WHAT THE TASK REQUIRES :: In the entries below, find every line holding the string "subtitle" and collect it.

[Opening SUPPLIED DATA section]

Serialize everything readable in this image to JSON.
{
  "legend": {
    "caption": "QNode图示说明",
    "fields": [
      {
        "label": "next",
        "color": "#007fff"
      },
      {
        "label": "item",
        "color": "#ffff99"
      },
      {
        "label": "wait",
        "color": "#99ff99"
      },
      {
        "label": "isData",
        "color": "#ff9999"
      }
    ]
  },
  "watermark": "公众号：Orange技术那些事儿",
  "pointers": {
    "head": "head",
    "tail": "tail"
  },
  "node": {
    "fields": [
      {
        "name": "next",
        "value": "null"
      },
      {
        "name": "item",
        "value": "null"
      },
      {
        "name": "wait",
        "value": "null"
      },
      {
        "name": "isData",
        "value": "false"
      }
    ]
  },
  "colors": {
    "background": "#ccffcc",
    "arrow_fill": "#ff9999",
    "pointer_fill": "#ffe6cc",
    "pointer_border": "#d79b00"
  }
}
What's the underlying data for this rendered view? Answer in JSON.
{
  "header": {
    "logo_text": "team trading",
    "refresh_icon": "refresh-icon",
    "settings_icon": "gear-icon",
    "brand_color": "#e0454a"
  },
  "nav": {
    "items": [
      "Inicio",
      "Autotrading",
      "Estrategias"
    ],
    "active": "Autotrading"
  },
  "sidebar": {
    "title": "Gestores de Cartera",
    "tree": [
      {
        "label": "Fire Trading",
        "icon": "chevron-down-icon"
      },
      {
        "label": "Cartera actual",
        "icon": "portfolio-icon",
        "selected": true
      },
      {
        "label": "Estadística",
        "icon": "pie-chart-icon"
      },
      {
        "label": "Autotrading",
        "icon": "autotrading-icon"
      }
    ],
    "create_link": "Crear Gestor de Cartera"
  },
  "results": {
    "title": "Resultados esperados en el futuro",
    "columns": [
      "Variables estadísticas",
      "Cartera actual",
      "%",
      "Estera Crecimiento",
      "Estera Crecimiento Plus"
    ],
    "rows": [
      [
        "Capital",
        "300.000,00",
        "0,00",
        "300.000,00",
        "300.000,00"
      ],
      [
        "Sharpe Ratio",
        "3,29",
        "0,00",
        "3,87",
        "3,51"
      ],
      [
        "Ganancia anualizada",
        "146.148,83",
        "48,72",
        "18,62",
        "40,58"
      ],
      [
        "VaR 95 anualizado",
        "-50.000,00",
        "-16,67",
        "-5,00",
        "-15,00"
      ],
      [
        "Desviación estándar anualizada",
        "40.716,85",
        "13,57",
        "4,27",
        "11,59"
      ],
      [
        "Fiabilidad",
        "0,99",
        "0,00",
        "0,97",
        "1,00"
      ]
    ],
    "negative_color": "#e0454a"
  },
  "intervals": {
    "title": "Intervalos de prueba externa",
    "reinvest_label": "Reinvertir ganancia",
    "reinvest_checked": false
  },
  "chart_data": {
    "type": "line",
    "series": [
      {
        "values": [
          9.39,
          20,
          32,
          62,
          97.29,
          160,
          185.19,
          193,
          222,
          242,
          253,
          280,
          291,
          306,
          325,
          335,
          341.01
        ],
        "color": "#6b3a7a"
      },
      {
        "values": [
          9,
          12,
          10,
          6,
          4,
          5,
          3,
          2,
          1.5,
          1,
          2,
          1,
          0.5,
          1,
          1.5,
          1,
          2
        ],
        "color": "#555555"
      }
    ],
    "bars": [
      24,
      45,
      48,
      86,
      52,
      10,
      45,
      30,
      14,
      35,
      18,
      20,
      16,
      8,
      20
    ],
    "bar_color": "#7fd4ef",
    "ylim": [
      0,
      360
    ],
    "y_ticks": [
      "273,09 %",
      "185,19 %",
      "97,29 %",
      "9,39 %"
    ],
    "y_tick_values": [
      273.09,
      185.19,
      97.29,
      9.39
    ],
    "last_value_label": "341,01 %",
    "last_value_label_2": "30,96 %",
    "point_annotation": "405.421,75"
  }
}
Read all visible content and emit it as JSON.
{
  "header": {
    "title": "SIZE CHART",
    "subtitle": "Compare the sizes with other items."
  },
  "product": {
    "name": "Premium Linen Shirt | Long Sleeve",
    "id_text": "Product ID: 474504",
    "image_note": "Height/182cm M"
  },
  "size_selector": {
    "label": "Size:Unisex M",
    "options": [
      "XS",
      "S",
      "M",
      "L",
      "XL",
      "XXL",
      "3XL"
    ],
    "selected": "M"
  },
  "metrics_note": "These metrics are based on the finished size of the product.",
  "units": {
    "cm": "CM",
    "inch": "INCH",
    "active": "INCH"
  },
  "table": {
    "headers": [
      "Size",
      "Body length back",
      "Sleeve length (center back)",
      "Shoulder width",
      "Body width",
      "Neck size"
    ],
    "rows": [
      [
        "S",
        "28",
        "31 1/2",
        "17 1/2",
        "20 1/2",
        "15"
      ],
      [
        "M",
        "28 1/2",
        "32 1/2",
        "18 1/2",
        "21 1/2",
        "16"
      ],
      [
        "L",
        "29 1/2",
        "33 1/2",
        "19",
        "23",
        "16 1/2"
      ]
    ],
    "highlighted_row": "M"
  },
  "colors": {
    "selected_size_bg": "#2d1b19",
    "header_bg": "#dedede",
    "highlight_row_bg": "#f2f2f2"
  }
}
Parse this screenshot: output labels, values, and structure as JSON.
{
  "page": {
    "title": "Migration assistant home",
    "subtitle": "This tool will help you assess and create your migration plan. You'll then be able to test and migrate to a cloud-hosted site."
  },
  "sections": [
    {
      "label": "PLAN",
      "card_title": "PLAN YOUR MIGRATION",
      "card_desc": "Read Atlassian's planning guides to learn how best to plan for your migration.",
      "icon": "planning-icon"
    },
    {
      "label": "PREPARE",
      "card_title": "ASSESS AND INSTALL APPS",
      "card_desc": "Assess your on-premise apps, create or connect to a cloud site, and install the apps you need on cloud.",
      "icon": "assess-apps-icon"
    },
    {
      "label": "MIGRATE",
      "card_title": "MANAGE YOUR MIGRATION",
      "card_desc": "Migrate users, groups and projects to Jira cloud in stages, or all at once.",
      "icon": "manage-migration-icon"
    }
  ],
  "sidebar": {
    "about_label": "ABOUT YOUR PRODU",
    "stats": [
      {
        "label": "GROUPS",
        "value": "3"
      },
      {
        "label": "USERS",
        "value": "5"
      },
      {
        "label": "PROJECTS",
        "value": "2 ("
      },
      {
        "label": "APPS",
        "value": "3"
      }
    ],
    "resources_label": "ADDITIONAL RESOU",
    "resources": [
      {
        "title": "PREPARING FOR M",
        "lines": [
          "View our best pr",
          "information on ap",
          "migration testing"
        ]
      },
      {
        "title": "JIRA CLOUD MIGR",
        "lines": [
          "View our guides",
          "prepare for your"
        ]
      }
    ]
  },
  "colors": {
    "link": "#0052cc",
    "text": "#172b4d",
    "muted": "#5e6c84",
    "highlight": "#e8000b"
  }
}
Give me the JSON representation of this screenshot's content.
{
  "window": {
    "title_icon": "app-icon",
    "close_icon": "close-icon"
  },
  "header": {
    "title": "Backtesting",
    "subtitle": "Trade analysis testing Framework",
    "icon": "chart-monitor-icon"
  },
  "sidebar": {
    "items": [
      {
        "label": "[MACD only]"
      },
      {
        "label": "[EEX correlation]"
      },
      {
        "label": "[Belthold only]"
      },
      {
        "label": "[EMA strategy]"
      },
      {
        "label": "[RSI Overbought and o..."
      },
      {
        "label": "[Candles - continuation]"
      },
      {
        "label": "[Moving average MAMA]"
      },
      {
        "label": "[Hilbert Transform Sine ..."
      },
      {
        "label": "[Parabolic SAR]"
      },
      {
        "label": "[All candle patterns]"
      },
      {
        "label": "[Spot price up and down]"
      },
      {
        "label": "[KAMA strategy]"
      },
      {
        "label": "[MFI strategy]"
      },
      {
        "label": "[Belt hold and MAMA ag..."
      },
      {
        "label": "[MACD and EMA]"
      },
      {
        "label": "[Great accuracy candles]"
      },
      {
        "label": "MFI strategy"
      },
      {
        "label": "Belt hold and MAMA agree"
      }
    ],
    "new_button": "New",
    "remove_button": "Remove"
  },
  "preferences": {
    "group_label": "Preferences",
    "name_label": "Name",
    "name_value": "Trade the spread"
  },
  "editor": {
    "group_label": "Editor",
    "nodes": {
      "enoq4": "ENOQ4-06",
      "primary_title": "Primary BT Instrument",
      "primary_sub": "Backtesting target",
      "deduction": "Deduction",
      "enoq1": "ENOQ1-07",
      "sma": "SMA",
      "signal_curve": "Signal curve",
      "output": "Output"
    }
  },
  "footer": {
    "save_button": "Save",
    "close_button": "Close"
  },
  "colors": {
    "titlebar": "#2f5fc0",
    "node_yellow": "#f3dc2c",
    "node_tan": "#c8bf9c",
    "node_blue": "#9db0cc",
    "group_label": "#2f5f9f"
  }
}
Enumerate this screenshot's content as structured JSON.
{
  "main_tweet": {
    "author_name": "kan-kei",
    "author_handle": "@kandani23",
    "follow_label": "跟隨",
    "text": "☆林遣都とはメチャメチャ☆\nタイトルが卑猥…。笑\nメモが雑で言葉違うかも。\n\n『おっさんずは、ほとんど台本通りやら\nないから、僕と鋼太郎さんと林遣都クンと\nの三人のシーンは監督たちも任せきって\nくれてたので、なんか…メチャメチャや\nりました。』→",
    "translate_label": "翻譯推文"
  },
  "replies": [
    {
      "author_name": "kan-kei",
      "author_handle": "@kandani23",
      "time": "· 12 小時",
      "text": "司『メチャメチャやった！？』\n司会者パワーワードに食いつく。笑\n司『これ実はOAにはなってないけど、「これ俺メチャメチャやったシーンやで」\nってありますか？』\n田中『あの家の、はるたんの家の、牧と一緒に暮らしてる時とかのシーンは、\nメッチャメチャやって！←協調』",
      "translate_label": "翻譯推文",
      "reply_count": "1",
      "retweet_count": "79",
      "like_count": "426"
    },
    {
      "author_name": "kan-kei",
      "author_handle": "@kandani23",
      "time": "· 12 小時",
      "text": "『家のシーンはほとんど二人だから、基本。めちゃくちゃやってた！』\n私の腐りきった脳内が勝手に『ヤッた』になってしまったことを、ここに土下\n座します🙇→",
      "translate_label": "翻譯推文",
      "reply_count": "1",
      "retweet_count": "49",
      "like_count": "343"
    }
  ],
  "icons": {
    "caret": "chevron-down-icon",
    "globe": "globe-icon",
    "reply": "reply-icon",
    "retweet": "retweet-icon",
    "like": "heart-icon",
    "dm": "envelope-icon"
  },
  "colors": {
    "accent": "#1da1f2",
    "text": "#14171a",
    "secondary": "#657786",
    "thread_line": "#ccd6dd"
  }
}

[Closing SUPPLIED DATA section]

EXERCISE SOLUTION ::
    "subtitle": "Compare the sizes with other items."
    "subtitle": "This tool will help you assess and create your migration plan. You'll then be able to test and migrate to a cloud-hosted site."
    "subtitle": "Trade analysis testing Framework",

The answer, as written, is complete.